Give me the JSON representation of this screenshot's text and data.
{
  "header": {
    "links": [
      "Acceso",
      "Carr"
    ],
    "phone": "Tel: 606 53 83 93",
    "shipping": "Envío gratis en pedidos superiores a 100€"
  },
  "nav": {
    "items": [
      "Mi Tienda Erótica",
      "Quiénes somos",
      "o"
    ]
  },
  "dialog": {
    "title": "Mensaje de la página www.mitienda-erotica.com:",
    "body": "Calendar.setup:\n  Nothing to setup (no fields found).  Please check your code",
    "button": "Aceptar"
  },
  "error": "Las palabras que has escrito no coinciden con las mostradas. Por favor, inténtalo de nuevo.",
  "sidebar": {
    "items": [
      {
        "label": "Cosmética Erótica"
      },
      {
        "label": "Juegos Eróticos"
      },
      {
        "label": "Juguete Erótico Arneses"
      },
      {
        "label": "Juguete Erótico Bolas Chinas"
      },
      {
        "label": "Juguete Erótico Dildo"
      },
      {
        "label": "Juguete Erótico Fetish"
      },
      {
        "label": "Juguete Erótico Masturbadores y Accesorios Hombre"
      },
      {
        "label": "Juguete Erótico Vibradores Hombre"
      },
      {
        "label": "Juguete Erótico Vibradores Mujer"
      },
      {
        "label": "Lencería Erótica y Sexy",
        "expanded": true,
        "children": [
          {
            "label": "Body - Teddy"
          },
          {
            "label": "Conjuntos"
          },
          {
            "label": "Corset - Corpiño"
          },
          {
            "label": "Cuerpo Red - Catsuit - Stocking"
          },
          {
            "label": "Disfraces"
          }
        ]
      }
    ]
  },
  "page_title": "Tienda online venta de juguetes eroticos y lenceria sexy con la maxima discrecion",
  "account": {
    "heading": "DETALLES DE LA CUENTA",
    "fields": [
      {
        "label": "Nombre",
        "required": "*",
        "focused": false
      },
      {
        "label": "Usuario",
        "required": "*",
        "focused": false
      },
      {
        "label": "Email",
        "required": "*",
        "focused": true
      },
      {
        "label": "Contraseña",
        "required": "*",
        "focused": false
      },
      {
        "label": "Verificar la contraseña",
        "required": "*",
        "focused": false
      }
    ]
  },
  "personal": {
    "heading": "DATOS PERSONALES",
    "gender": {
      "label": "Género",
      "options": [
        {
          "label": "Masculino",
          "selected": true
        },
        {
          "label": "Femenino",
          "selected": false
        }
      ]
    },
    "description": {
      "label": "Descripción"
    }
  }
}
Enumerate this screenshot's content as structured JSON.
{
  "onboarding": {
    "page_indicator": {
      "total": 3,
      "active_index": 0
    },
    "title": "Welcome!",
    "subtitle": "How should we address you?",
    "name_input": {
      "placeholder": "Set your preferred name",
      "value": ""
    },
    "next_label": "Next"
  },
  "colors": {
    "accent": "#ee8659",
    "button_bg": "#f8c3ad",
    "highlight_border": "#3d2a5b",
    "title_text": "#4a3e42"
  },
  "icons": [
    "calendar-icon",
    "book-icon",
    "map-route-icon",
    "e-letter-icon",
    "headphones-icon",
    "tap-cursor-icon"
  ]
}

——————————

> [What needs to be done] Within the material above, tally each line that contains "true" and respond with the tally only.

> [Solution for this problem] 3